Private Key Fraud

Section 191.20 of the bill criminalizes "private key fraud." This includes stealing or misusing another person's private key without affirmative consent of the private key owner.  "Affirmative consent" under the bill must be conspicuous and "inform[] the person of the consequences associated with disclosing their private key to another."

Failure To Disclose Interest In Virtual Tokens

The final section of the bill, Section 191.25, would make it a crime for any developer of a class of virtual tokens to fail "publicly and conspicuously" disclose the number of tokens they own "on the landing page of such developer's primary website."  Excluded from the scope of the statute are developers or their agents or employees who own more than 10% of the class of virtual tokens who does not create or maintain virtual tokens offered for purchase in New York.

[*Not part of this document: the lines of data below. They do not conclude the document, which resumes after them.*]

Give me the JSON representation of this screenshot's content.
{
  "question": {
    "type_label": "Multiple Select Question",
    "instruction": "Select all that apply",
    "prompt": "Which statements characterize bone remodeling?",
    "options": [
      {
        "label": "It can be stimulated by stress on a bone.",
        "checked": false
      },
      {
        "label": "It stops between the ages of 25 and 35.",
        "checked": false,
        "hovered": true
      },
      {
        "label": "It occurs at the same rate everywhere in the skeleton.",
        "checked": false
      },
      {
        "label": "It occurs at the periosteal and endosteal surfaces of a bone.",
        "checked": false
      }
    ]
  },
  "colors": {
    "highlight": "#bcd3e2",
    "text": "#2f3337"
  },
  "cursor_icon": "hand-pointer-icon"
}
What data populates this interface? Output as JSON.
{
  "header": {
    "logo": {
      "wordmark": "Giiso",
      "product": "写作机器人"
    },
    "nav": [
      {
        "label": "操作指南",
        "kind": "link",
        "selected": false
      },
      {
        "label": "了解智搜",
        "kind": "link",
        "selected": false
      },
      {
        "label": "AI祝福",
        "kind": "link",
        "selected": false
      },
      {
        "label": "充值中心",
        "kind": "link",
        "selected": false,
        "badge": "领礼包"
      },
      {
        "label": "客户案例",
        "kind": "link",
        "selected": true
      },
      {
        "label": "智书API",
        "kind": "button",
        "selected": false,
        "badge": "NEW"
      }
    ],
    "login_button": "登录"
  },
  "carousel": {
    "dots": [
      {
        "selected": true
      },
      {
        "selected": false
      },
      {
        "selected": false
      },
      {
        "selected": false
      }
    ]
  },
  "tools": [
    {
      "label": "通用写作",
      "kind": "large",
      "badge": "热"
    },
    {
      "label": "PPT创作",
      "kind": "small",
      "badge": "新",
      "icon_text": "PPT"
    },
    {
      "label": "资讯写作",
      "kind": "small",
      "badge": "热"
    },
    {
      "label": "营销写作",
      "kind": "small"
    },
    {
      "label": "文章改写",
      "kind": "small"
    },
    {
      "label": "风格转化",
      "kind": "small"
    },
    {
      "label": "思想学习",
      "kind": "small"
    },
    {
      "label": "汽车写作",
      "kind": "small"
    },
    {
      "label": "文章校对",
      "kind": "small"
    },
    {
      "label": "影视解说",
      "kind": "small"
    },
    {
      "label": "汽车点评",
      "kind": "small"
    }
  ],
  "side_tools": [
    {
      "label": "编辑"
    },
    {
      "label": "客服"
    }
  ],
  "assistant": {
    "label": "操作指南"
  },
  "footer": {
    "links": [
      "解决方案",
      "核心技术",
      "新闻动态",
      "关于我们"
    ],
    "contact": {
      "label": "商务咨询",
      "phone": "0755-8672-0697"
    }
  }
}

Severe Penalties

If passed, the consequences of running afoul of this statute will be severe. Section 191.10 of the bill would impose a fine of up to $5 million or 20 years in prison for natural persons, and a fine of up to $25 million for corporations and other entities.

Watch This Bill

Those who develop in the blockchain space should pay close attention to this bill. On its face, the bill appears to tackle some of the most egregious frauds that have occurred in the crypto sphere. This is a laudable goal. But in the law words matter. The scope of the legislation is unclear in many respects, and the catch-phrase definitions used in the bill (e.g., "security tokens" and "stablecoins" and "rug pull") do not necessarily comport with the well-known concepts that underlie them.